▶ _Task instructions_: Among the entries below, count the lines where the string "status" occurs, and give only the number.

Data extracted from a collection:
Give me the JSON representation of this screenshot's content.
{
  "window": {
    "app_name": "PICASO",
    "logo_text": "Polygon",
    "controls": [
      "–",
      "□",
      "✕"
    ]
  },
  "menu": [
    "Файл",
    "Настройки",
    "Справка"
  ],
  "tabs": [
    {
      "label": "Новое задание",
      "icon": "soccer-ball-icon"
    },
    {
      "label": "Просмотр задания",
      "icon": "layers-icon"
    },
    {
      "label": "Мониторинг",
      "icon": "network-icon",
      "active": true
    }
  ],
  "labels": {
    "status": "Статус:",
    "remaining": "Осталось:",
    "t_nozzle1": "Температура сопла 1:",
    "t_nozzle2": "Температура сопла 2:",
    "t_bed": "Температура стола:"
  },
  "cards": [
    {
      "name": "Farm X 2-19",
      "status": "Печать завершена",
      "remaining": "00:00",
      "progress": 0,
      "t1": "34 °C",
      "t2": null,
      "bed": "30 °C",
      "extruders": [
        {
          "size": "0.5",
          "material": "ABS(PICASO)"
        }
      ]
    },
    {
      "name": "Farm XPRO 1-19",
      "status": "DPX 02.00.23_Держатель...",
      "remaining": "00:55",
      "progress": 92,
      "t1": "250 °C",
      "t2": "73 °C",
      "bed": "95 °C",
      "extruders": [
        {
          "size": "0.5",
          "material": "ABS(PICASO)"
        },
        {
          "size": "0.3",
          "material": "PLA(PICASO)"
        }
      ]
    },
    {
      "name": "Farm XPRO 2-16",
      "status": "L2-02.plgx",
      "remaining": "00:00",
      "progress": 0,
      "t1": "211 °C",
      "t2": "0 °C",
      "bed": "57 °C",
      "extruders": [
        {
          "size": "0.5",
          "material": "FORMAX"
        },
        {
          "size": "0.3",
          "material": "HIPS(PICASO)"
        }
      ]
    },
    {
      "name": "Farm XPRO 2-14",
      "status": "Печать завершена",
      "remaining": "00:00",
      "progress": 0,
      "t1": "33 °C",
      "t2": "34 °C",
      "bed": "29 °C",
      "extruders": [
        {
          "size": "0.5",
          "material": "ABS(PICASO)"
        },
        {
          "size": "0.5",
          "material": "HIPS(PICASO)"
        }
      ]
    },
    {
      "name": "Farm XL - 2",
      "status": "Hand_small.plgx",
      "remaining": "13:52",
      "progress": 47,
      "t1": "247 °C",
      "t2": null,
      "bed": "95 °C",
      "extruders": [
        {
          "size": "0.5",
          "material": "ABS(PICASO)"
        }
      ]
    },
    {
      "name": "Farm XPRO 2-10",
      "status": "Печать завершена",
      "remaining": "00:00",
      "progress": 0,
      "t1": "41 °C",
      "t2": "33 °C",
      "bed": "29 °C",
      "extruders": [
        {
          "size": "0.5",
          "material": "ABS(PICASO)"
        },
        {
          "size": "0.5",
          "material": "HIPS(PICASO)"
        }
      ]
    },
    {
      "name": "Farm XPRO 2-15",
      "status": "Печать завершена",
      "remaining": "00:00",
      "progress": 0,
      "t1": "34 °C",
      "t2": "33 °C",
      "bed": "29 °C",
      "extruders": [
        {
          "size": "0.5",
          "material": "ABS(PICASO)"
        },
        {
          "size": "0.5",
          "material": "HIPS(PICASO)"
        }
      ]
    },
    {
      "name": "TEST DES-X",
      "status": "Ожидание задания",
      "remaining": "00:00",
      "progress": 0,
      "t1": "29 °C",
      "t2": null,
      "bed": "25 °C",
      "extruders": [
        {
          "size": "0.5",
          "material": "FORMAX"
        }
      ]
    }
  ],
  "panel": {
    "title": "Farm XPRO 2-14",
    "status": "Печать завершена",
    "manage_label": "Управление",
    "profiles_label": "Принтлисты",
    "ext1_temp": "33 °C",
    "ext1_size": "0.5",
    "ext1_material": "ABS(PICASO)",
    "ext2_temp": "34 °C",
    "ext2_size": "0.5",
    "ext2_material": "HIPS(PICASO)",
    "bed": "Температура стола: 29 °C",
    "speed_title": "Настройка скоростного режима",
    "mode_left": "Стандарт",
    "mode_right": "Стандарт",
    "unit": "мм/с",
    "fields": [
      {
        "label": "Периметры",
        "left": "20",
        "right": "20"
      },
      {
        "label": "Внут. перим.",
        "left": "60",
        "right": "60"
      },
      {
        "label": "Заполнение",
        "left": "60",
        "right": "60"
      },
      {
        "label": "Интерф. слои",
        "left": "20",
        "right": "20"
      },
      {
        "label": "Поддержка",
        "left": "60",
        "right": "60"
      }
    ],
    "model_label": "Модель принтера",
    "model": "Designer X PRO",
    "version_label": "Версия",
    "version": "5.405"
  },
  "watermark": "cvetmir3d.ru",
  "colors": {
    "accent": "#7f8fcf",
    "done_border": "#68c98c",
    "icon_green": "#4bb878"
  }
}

▶ _Your solution_: 10